**Work to complete:** Looking at the records below, state how many lines include the string "this" and add nothing further.

**Task input:**
= = =

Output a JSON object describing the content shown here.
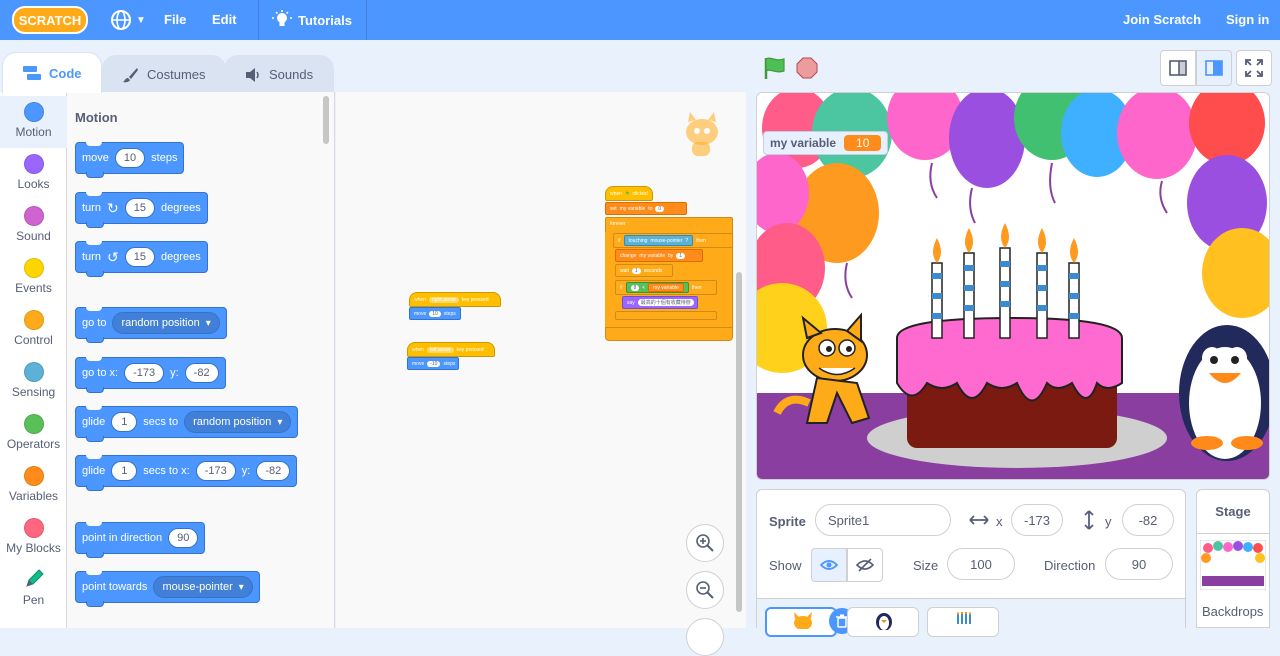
{
  "menu": {
    "logo_text": "SCRATCH",
    "file": "File",
    "edit": "Edit",
    "tutorials": "Tutorials",
    "join": "Join Scratch",
    "signin": "Sign in"
  },
  "tabs": {
    "code": "Code",
    "costumes": "Costumes",
    "sounds": "Sounds"
  },
  "categories": [
    {
      "label": "Motion",
      "color": "#4c97ff"
    },
    {
      "label": "Looks",
      "color": "#9966ff"
    },
    {
      "label": "Sound",
      "color": "#cf63cf"
    },
    {
      "label": "Events",
      "color": "#ffd500"
    },
    {
      "label": "Control",
      "color": "#ffab19"
    },
    {
      "label": "Sensing",
      "color": "#5cb1d6"
    },
    {
      "label": "Operators",
      "color": "#59c059"
    },
    {
      "label": "Variables",
      "color": "#ff8c1a"
    },
    {
      "label": "My Blocks",
      "color": "#ff6680"
    },
    {
      "label": "Pen",
      "color": "#0fbd8c"
    }
  ],
  "palette": {
    "title": "Motion",
    "move": {
      "a": "move",
      "n": "10",
      "b": "steps"
    },
    "turn_cw": {
      "a": "turn",
      "n": "15",
      "b": "degrees"
    },
    "turn_ccw": {
      "a": "turn",
      "n": "15",
      "b": "degrees"
    },
    "goto": {
      "a": "go to",
      "d": "random position"
    },
    "goto_xy": {
      "a": "go to x:",
      "x": "-173",
      "y_label": "y:",
      "y": "-82"
    },
    "glide": {
      "a": "glide",
      "n": "1",
      "b": "secs to",
      "d": "random position"
    },
    "glide_xy": {
      "a": "glide",
      "n": "1",
      "b": "secs to x:",
      "x": "-173",
      "y_label": "y:",
      "y": "-82"
    },
    "point_dir": {
      "a": "point in direction",
      "n": "90"
    },
    "point_towards": {
      "a": "point towards",
      "d": "mouse-pointer"
    }
  },
  "script1": {
    "hat": "when",
    "key": "right arrow",
    "hat2": "key pressed",
    "move": "move",
    "n": "10",
    "steps": "steps"
  },
  "script2": {
    "hat": "when",
    "key": "left arrow",
    "hat2": "key pressed",
    "move": "move",
    "n": "-10",
    "steps": "steps"
  },
  "script3": {
    "when": "when",
    "clicked": "clicked",
    "set": "set",
    "var": "my variable",
    "to": "to",
    "zero": "0",
    "forever": "forever",
    "if": "if",
    "touching": "touching",
    "pointer": "mouse-pointer",
    "q": "?",
    "then": "then",
    "change": "change",
    "by": "by",
    "one": "1",
    "wait": "wait",
    "secs": "seconds",
    "if2": "if",
    "eight": "8",
    "lt": "<",
    "then2": "then",
    "say": "say",
    "msg": "最高的十個有收藏待辦"
  },
  "stage": {
    "monitor_label": "my variable",
    "monitor_value": "10"
  },
  "sprite_info": {
    "sprite_label": "Sprite",
    "sprite_name": "Sprite1",
    "x_label": "x",
    "x": "-173",
    "y_label": "y",
    "y": "-82",
    "show_label": "Show",
    "size_label": "Size",
    "size": "100",
    "direction_label": "Direction",
    "direction": "90"
  },
  "stage_panel": {
    "title": "Stage",
    "backdrops": "Backdrops"
  }
}
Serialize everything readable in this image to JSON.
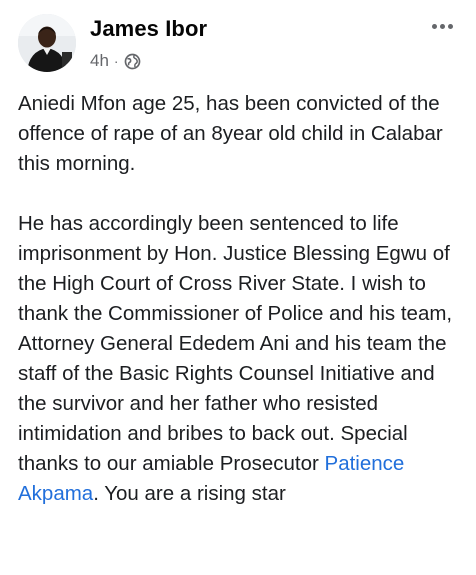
{
  "post": {
    "author": {
      "name": "James Ibor",
      "avatar_icon": "profile-photo"
    },
    "meta": {
      "time": "4h",
      "separator": "·",
      "audience_icon": "globe-icon"
    },
    "menu_icon": "more-options-icon",
    "body": {
      "paragraph_1": "Aniedi Mfon age 25, has been convicted of the offence of rape of an 8year old child in Calabar this morning.",
      "paragraph_2_before_mention": "He has accordingly been sentenced to life imprisonment by Hon. Justice Blessing Egwu of the High Court of Cross River State. I wish to thank the Commissioner of Police and his team, Attorney General Ededem Ani and his team the staff of the Basic Rights Counsel Initiative and the survivor and her father who resisted intimidation and bribes to back out. Special thanks to our amiable Prosecutor ",
      "mention": "Patience Akpama",
      "paragraph_2_after_mention": ". You are a rising star"
    }
  },
  "colors": {
    "text": "#1c1e21",
    "secondary_text": "#65676b",
    "link": "#216fdb",
    "background": "#ffffff"
  }
}
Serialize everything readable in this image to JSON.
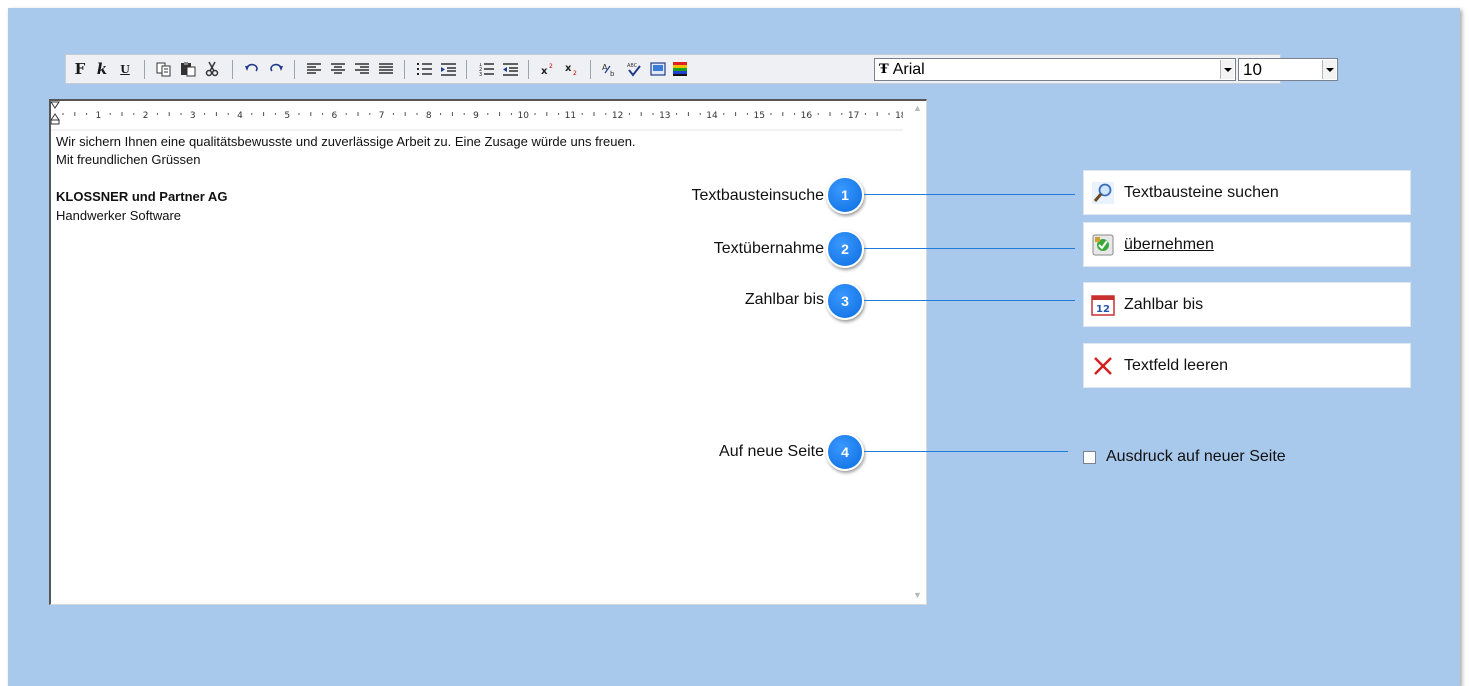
{
  "toolbar": {
    "bold_label": "F",
    "italic_label": "k",
    "underline_label": "U",
    "font_name": "Arial",
    "font_size": "10",
    "font_icon_glyph": "Ŧ"
  },
  "ruler": {
    "numbers": [
      "1",
      "2",
      "3",
      "4",
      "5",
      "6",
      "7",
      "8",
      "9",
      "10",
      "11",
      "12",
      "13",
      "14",
      "15",
      "16",
      "17",
      "18"
    ]
  },
  "editor": {
    "line1": "Wir sichern Ihnen eine qualitätsbewusste und zuverlässige Arbeit zu. Eine Zusage würde uns freuen.",
    "line2": "Mit freundlichen Grüssen",
    "line3": "KLOSSNER und Partner AG",
    "line4": "Handwerker Software"
  },
  "callouts": [
    {
      "label": "Textbausteinsuche",
      "number": "1"
    },
    {
      "label": "Textübernahme",
      "number": "2"
    },
    {
      "label": "Zahlbar bis",
      "number": "3"
    },
    {
      "label": "Auf neue Seite",
      "number": "4"
    }
  ],
  "buttons": {
    "search": "Textbausteine suchen",
    "accept": "übernehmen",
    "payable": "Zahlbar bis",
    "payable_icon_text": "12",
    "clear": "Textfeld leeren"
  },
  "checkbox": {
    "label": "Ausdruck auf neuer Seite",
    "checked": false
  },
  "colors": {
    "background": "#a8c8ec",
    "badge": "#1478e6",
    "connector": "#1f7ad8",
    "clear_icon": "#d42020",
    "calendar_icon": "#c83030"
  }
}
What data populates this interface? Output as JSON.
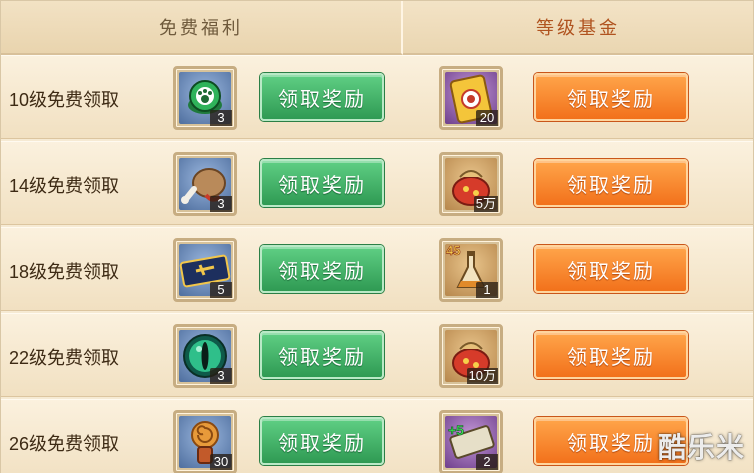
{
  "header": {
    "free_title": "免费福利",
    "fund_title": "等级基金"
  },
  "button_label": "领取奖励",
  "rows": [
    {
      "label": "10级免费领取",
      "free_item": {
        "icon": "green-paw-badge-icon",
        "qty": "3"
      },
      "fund_item": {
        "icon": "gold-card-icon",
        "qty": "20"
      }
    },
    {
      "label": "14级免费领取",
      "free_item": {
        "icon": "meat-sack-icon",
        "qty": "3"
      },
      "fund_item": {
        "icon": "money-bag-icon",
        "qty": "5万"
      }
    },
    {
      "label": "18级免费领取",
      "free_item": {
        "icon": "blue-scroll-ticket-icon",
        "qty": "5"
      },
      "fund_item": {
        "icon": "level-45-flask-icon",
        "qty": "1"
      }
    },
    {
      "label": "22级免费领取",
      "free_item": {
        "icon": "green-eye-orb-icon",
        "qty": "3"
      },
      "fund_item": {
        "icon": "money-bag-icon",
        "qty": "10万"
      }
    },
    {
      "label": "26级免费领取",
      "free_item": {
        "icon": "spiral-scroll-icon",
        "qty": "30"
      },
      "fund_item": {
        "icon": "plus-5-scroll-icon",
        "qty": "2"
      }
    }
  ],
  "watermark": "酷乐米",
  "colors": {
    "background": "#f6ead3",
    "green_button": "#3fae63",
    "orange_button": "#f6842a",
    "fund_title": "#b0531f"
  }
}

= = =

**Task solution:** 4